In Sweden, when a patient suffers avoidable injury, whether through gross negligence, such as a botched surgery, or through a more understandable but avoidable mistake, such as a misdiagnosis or medication error, the patient–usually with help from the doctor’s office–fills out a form requesting compensation. That request, along with relevant doctor and hospital staff reports, gets reviewed by an adjuster who decides whether the injury might have been avoided had treatment differed. If the claim passes that hurdle, a panel of legal and medical experts considers it. If the panel decides the injury rose from avoidable error, the patient is compensated. The award varies according to the nature of injury, the degree and duration of the patient’s disability, the expenses incurred, and other factors; it may also include compensation for pain and suffering. The entire process usually takes less than six months. Patients who feel unfairly denied or undercompensated can appeal, but they cannot sue. The system is funded by premiums charged to regional organizations of medical facilities and physicians. These premiums are substantially lower and more stable than malpractice premiums in a tort system.
One of the nicest things about no-fault is that it decreases acrimony and antipathy between doctors and patients. By openly acknowledging that sometimes things don’t go well, it encourages a cooperative, compensatory response to error and injury, in which doctor and patient continue to work together toward better patient health. This would improve greatly on the fear that now distances doctor from patient when anything goes amiss.
Would it cut costs? It would almost certainly reduce the billions spend on defensive medicine. On the other hand, it would generate more claims than our present system — indeed, compensating more of the injured is part of the point.
The system would save money, however, by eliminating punitive damages and legal costs. The legal and administrative costs of our present system (lawyers’ fees, court costs, paid experts) account for 60 percent of the estimated $24 billion the malpractice system consumes each year. A no-fault system would cut that to 20 percent or 30 percent, roughly doubling the money available for the injured.
Would those savings cover the increase in claims? That would depend on eligibility thresholds. If the United States used Sweden’s eligibility guidelines, which cover any missed work or extra hospitalization, it would cause the total amount we spend on medical injury to rise 30 percent to 100 percent, increasing total health-care costs between 1 percent and 2 percent.

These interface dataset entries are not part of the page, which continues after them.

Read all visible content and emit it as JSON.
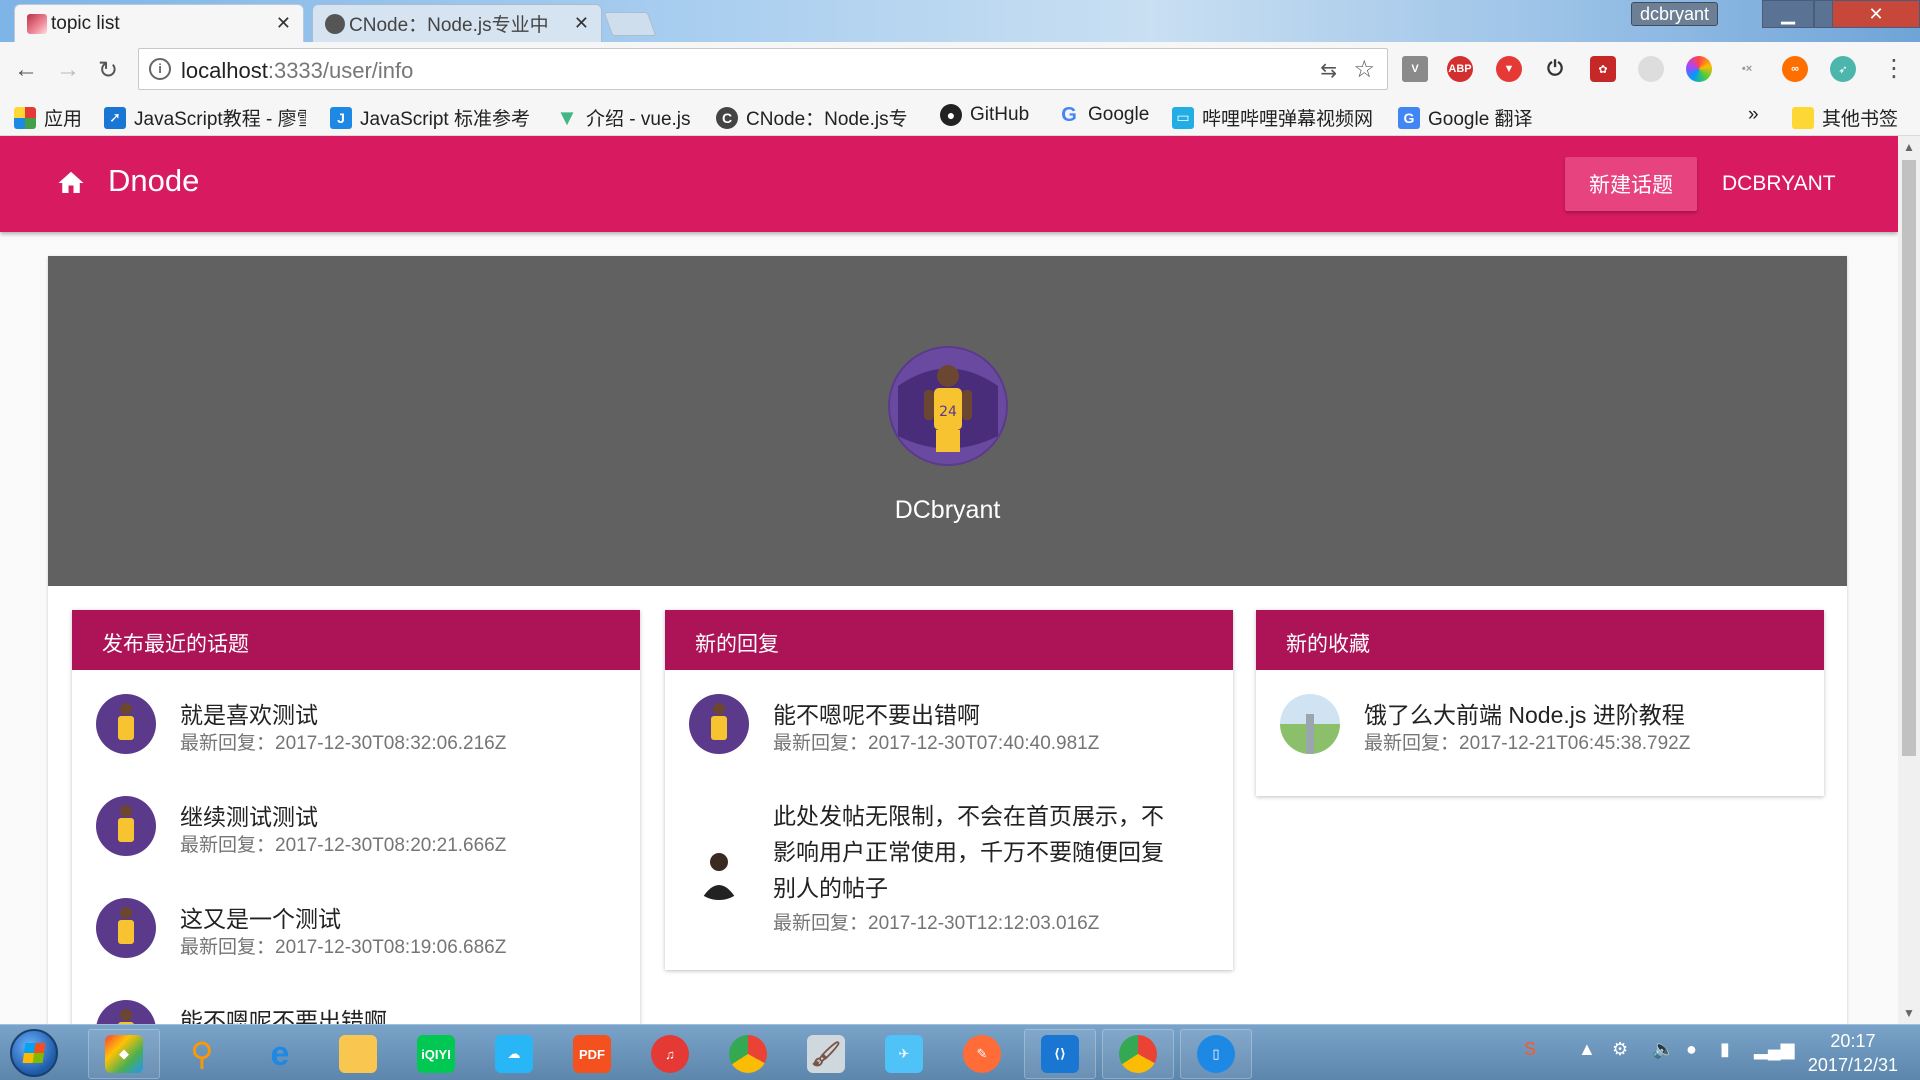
{
  "browser": {
    "tabs": [
      {
        "title": "topic list",
        "active": true
      },
      {
        "title": "CNode：Node.js专业中",
        "active": false
      }
    ],
    "window_user": "dcbryant",
    "url_host": "localhost",
    "url_rest": ":3333/user/info",
    "bookmarks": [
      "应用",
      "JavaScript教程 - 廖雪",
      "JavaScript 标准参考",
      "介绍 - vue.js",
      "CNode：Node.js专",
      "GitHub",
      "Google",
      "哔哩哔哩弹幕视频网",
      "Google 翻译"
    ],
    "bookmarks_overflow": "»",
    "other_bookmarks": "其他书签"
  },
  "app": {
    "brand": "Dnode",
    "new_topic_label": "新建话题",
    "username": "DCBRYANT",
    "accent_color": "#d81b60",
    "card_header_color": "#ad1457"
  },
  "profile": {
    "name": "DCbryant"
  },
  "cards": {
    "recent_topics": {
      "title": "发布最近的话题",
      "items": [
        {
          "title": "就是喜欢测试",
          "sub": "最新回复：2017-12-30T08:32:06.216Z"
        },
        {
          "title": "继续测试测试",
          "sub": "最新回复：2017-12-30T08:20:21.666Z"
        },
        {
          "title": "这又是一个测试",
          "sub": "最新回复：2017-12-30T08:19:06.686Z"
        },
        {
          "title": "能不嗯呢不要出错啊",
          "sub": ""
        }
      ]
    },
    "recent_replies": {
      "title": "新的回复",
      "items": [
        {
          "title": "能不嗯呢不要出错啊",
          "sub": "最新回复：2017-12-30T07:40:40.981Z"
        },
        {
          "title_lines": [
            "此处发帖无限制，不会在首页展示，不",
            "影响用户正常使用，千万不要随便回复",
            "别人的帖子"
          ],
          "sub": "最新回复：2017-12-30T12:12:03.016Z"
        }
      ]
    },
    "recent_collections": {
      "title": "新的收藏",
      "items": [
        {
          "title": "饿了么大前端 Node.js 进阶教程",
          "sub": "最新回复：2017-12-21T06:45:38.792Z"
        }
      ]
    }
  },
  "taskbar": {
    "time": "20:17",
    "date": "2017/12/31"
  }
}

Studdert and Brennan, however, calculate that a no-fault system using a qualification threshold of an extra 10 days of hospitalization and/or 30 days of missed work would create costs roughly equal to those of our present system. When they applied these standards to all medical injuries and malpractice suits settled in Colorado and Utah in 1992, they indeed found more people would be compensated and at a lower cost. (Click here to read more about their findings.)

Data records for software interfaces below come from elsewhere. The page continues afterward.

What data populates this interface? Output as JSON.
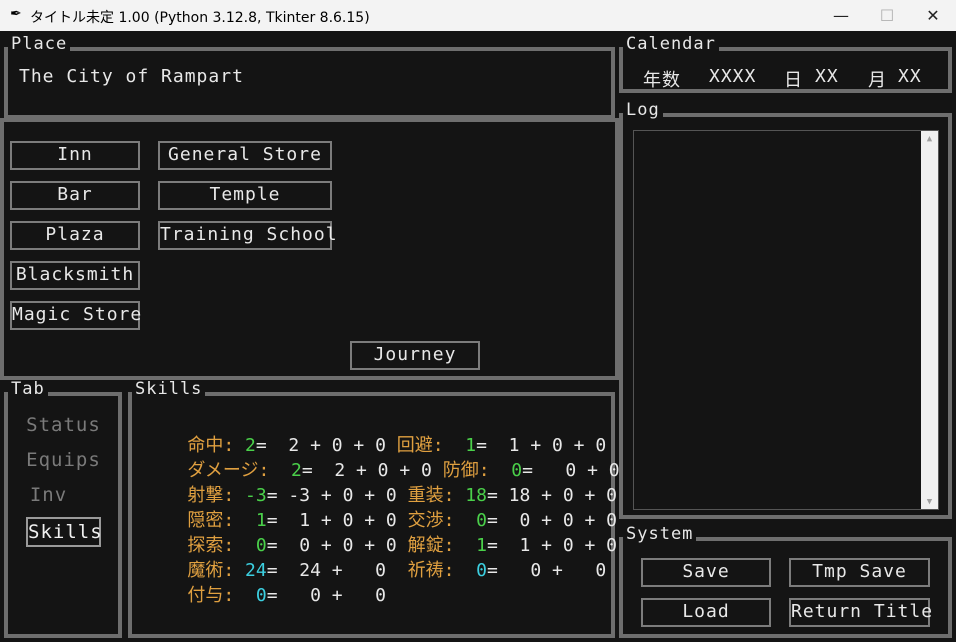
{
  "window": {
    "title": "タイトル未定 1.00 (Python 3.12.8, Tkinter 8.6.15)",
    "minimize": "—",
    "maximize": "☐",
    "close": "✕"
  },
  "place": {
    "label": "Place",
    "name": "The City of Rampart"
  },
  "calendar": {
    "label": "Calendar",
    "year_label": "年数",
    "year": "XXXX",
    "day_label": "日",
    "day": "XX",
    "month_label": "月",
    "month": "XX"
  },
  "locations": [
    "Inn",
    "General Store",
    "Bar",
    "Temple",
    "Plaza",
    "Training School",
    "Blacksmith",
    "Magic Store"
  ],
  "journey_label": "Journey",
  "log": {
    "label": "Log",
    "up_arrow": "▲",
    "down_arrow": "▼"
  },
  "tabs": {
    "label": "Tab",
    "items": [
      "Status",
      "Equips",
      "Inv",
      "Skills"
    ],
    "active": "Skills"
  },
  "skills": {
    "label": "Skills",
    "rows": [
      [
        {
          "name": "命中:",
          "val": " 2",
          "rest": "=  2 + 0 + 0 "
        },
        {
          "name": "回避:",
          "val": "  1",
          "rest": "=  1 + 0 + 0"
        }
      ],
      [
        {
          "name": "ダメージ:",
          "val": "  2",
          "rest": "=  2 + 0 + 0 "
        },
        {
          "name": "防御:",
          "val": "  0",
          "rest": "=   0 + 0"
        }
      ],
      [
        {
          "name": "射撃:",
          "val": " -3",
          "rest": "= -3 + 0 + 0 "
        },
        {
          "name": "重装:",
          "val": " 18",
          "rest": "= 18 + 0 + 0"
        }
      ],
      [
        {
          "name": "隠密:",
          "val": "  1",
          "rest": "=  1 + 0 + 0 "
        },
        {
          "name": "交渉:",
          "val": "  0",
          "rest": "=  0 + 0 + 0"
        }
      ],
      [
        {
          "name": "探索:",
          "val": "  0",
          "rest": "=  0 + 0 + 0 "
        },
        {
          "name": "解錠:",
          "val": "  1",
          "rest": "=  1 + 0 + 0"
        }
      ],
      [
        {
          "name": "魔術:",
          "val": " 24",
          "rest": "=  24 +   0  "
        },
        {
          "name": "祈祷:",
          "val": "  0",
          "rest": "=   0 +   0"
        }
      ],
      [
        {
          "name": "付与:",
          "val": "  0",
          "rest": "=   0 +   0"
        }
      ]
    ]
  },
  "system": {
    "label": "System",
    "save": "Save",
    "tmp_save": "Tmp Save",
    "load": "Load",
    "return_title": "Return Title"
  }
}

Far as I know, none of the current healthcare reform proposals steer us in this direction. It’s too bad, for this is a good opportunity to help make a no-fault system possible. This would have to be done at the state level. (My article discusses proposed systems for doing so.) But a healthcare reform bill could do a lot to make it easier for states to do that.